"We're out of business as far as string beans are concerned," said Giant food stores spokesman Barry Scher. "The best we can guess is that they'll be back on the shelves in about three weeks."
Grand Union also reported no string beans available, but Safeway stores are getting "just a few out of Arizona." Florida is the Washington area's major supplier of green beans during the winter.
"When I say a few string beans, I mean just a few," said Tony Statom of Safeway stores. "We ordered 400 bushels from Arizoan and we got only 36."
What string beans that are available are selling for about 69 cents a pound - the highest price many produce managers ever remember for the vegetable. While the fresh variety is off the vegetable stands, shoppers apparently are buying more canned and frozen beans.
"Our frozen foods manager has ordered twice his normal order of frozen beans," said Jim Burke of the Giant store at Lyon Village in Arlington.

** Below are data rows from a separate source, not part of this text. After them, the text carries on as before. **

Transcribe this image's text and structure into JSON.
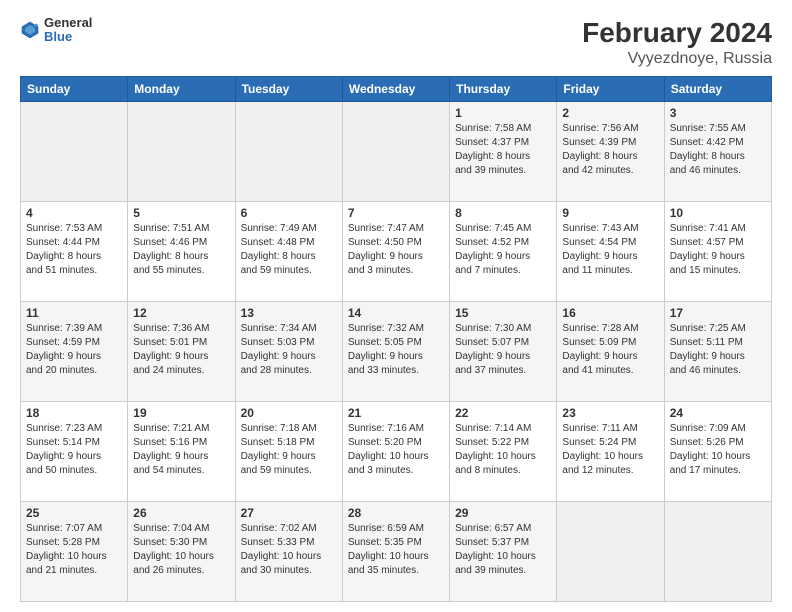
{
  "header": {
    "logo": {
      "general": "General",
      "blue": "Blue"
    },
    "title": "February 2024",
    "subtitle": "Vyyezdnoye, Russia"
  },
  "calendar": {
    "days_of_week": [
      "Sunday",
      "Monday",
      "Tuesday",
      "Wednesday",
      "Thursday",
      "Friday",
      "Saturday"
    ],
    "weeks": [
      [
        {
          "day": "",
          "info": ""
        },
        {
          "day": "",
          "info": ""
        },
        {
          "day": "",
          "info": ""
        },
        {
          "day": "",
          "info": ""
        },
        {
          "day": "1",
          "info": "Sunrise: 7:58 AM\nSunset: 4:37 PM\nDaylight: 8 hours\nand 39 minutes."
        },
        {
          "day": "2",
          "info": "Sunrise: 7:56 AM\nSunset: 4:39 PM\nDaylight: 8 hours\nand 42 minutes."
        },
        {
          "day": "3",
          "info": "Sunrise: 7:55 AM\nSunset: 4:42 PM\nDaylight: 8 hours\nand 46 minutes."
        }
      ],
      [
        {
          "day": "4",
          "info": "Sunrise: 7:53 AM\nSunset: 4:44 PM\nDaylight: 8 hours\nand 51 minutes."
        },
        {
          "day": "5",
          "info": "Sunrise: 7:51 AM\nSunset: 4:46 PM\nDaylight: 8 hours\nand 55 minutes."
        },
        {
          "day": "6",
          "info": "Sunrise: 7:49 AM\nSunset: 4:48 PM\nDaylight: 8 hours\nand 59 minutes."
        },
        {
          "day": "7",
          "info": "Sunrise: 7:47 AM\nSunset: 4:50 PM\nDaylight: 9 hours\nand 3 minutes."
        },
        {
          "day": "8",
          "info": "Sunrise: 7:45 AM\nSunset: 4:52 PM\nDaylight: 9 hours\nand 7 minutes."
        },
        {
          "day": "9",
          "info": "Sunrise: 7:43 AM\nSunset: 4:54 PM\nDaylight: 9 hours\nand 11 minutes."
        },
        {
          "day": "10",
          "info": "Sunrise: 7:41 AM\nSunset: 4:57 PM\nDaylight: 9 hours\nand 15 minutes."
        }
      ],
      [
        {
          "day": "11",
          "info": "Sunrise: 7:39 AM\nSunset: 4:59 PM\nDaylight: 9 hours\nand 20 minutes."
        },
        {
          "day": "12",
          "info": "Sunrise: 7:36 AM\nSunset: 5:01 PM\nDaylight: 9 hours\nand 24 minutes."
        },
        {
          "day": "13",
          "info": "Sunrise: 7:34 AM\nSunset: 5:03 PM\nDaylight: 9 hours\nand 28 minutes."
        },
        {
          "day": "14",
          "info": "Sunrise: 7:32 AM\nSunset: 5:05 PM\nDaylight: 9 hours\nand 33 minutes."
        },
        {
          "day": "15",
          "info": "Sunrise: 7:30 AM\nSunset: 5:07 PM\nDaylight: 9 hours\nand 37 minutes."
        },
        {
          "day": "16",
          "info": "Sunrise: 7:28 AM\nSunset: 5:09 PM\nDaylight: 9 hours\nand 41 minutes."
        },
        {
          "day": "17",
          "info": "Sunrise: 7:25 AM\nSunset: 5:11 PM\nDaylight: 9 hours\nand 46 minutes."
        }
      ],
      [
        {
          "day": "18",
          "info": "Sunrise: 7:23 AM\nSunset: 5:14 PM\nDaylight: 9 hours\nand 50 minutes."
        },
        {
          "day": "19",
          "info": "Sunrise: 7:21 AM\nSunset: 5:16 PM\nDaylight: 9 hours\nand 54 minutes."
        },
        {
          "day": "20",
          "info": "Sunrise: 7:18 AM\nSunset: 5:18 PM\nDaylight: 9 hours\nand 59 minutes."
        },
        {
          "day": "21",
          "info": "Sunrise: 7:16 AM\nSunset: 5:20 PM\nDaylight: 10 hours\nand 3 minutes."
        },
        {
          "day": "22",
          "info": "Sunrise: 7:14 AM\nSunset: 5:22 PM\nDaylight: 10 hours\nand 8 minutes."
        },
        {
          "day": "23",
          "info": "Sunrise: 7:11 AM\nSunset: 5:24 PM\nDaylight: 10 hours\nand 12 minutes."
        },
        {
          "day": "24",
          "info": "Sunrise: 7:09 AM\nSunset: 5:26 PM\nDaylight: 10 hours\nand 17 minutes."
        }
      ],
      [
        {
          "day": "25",
          "info": "Sunrise: 7:07 AM\nSunset: 5:28 PM\nDaylight: 10 hours\nand 21 minutes."
        },
        {
          "day": "26",
          "info": "Sunrise: 7:04 AM\nSunset: 5:30 PM\nDaylight: 10 hours\nand 26 minutes."
        },
        {
          "day": "27",
          "info": "Sunrise: 7:02 AM\nSunset: 5:33 PM\nDaylight: 10 hours\nand 30 minutes."
        },
        {
          "day": "28",
          "info": "Sunrise: 6:59 AM\nSunset: 5:35 PM\nDaylight: 10 hours\nand 35 minutes."
        },
        {
          "day": "29",
          "info": "Sunrise: 6:57 AM\nSunset: 5:37 PM\nDaylight: 10 hours\nand 39 minutes."
        },
        {
          "day": "",
          "info": ""
        },
        {
          "day": "",
          "info": ""
        }
      ]
    ]
  }
}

The Florida frost responsible for the disappearance of green beans also affected many other vegetables and citrus fruits. They are in shorter supply in the area, but still available at somewhat higher prices than normal.
Some produce, like tomatoes, peppers, cucumbers and eggplants are coming from Mexico, but cost more partly because of shipping costs along the 3,000-mile route to East Coast markets.

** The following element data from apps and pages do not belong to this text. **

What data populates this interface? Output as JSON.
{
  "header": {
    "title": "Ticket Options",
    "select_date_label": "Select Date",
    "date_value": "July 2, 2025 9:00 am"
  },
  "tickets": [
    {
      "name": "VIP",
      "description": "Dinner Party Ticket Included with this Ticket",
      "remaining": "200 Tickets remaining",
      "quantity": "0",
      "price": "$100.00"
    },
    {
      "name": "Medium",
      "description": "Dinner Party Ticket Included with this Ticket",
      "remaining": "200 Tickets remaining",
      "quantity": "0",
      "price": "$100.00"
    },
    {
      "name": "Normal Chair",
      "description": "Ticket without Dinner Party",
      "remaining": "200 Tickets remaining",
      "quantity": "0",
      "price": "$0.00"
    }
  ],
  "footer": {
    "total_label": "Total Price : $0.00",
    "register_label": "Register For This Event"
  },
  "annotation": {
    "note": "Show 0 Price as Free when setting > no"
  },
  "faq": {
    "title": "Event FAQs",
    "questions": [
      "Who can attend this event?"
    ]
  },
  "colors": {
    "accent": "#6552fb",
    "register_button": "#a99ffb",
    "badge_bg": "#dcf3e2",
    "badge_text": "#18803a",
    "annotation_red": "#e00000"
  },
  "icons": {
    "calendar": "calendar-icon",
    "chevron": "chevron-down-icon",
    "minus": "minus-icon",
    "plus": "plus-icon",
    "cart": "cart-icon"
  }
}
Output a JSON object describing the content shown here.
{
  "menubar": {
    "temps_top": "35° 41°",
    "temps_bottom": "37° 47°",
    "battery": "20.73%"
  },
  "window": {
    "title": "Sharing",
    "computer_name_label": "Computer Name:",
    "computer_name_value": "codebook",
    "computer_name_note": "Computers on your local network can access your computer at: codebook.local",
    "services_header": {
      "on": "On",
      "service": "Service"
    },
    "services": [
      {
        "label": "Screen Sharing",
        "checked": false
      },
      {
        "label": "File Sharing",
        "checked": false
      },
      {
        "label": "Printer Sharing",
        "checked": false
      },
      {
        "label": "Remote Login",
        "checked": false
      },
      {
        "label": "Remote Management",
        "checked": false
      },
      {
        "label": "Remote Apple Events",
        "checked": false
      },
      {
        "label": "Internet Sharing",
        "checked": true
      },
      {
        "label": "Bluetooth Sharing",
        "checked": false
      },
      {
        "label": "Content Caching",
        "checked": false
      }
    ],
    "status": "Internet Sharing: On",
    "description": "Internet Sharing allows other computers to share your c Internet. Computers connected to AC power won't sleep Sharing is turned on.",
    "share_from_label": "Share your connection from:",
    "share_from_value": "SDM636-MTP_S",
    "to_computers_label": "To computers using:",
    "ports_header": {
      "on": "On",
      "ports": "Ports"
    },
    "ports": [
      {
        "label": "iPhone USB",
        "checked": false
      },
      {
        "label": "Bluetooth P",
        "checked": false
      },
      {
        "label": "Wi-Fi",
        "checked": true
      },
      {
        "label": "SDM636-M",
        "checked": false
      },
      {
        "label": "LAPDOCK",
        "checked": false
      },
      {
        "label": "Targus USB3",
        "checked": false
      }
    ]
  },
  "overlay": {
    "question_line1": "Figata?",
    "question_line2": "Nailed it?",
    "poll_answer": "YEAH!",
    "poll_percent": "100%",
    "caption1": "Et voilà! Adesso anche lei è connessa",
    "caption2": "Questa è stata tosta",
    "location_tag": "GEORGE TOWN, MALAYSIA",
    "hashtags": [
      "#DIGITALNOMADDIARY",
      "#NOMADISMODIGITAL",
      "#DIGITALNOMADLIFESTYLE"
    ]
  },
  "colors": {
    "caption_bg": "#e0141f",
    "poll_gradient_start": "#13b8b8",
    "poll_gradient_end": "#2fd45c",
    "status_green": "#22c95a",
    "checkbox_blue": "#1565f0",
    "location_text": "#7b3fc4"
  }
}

"We could have bought green beans from Mexico, but elected not to at the wholesale prices they were going for," said Thomas Gallahan, produce merchandising and sales manager for Grand Union. "Those Mexican beans (a cross between a string bean and a Kentucky Wonder pole bean) would have entered out warehouse at 90 cents a pound. It would have been an insult to the public to sell them at over $1 a pund in our stores."
Charles Porter, a vegetable specialist at the U.S. Department of Agriculture said Florida growers planted about 14,000 acres of green beans this winter, all of which were ruined by the January frosts.
"But assuming the weather stays normal for awhile, Florida should have another gren bean crop ready to go sometime in mid-March," Porter added "Beans and other vegetables should come down in price with a big bang in April, when Florida starts supplying us more of its produce again, instead of far-flung places liek Mexico and the Bahamas."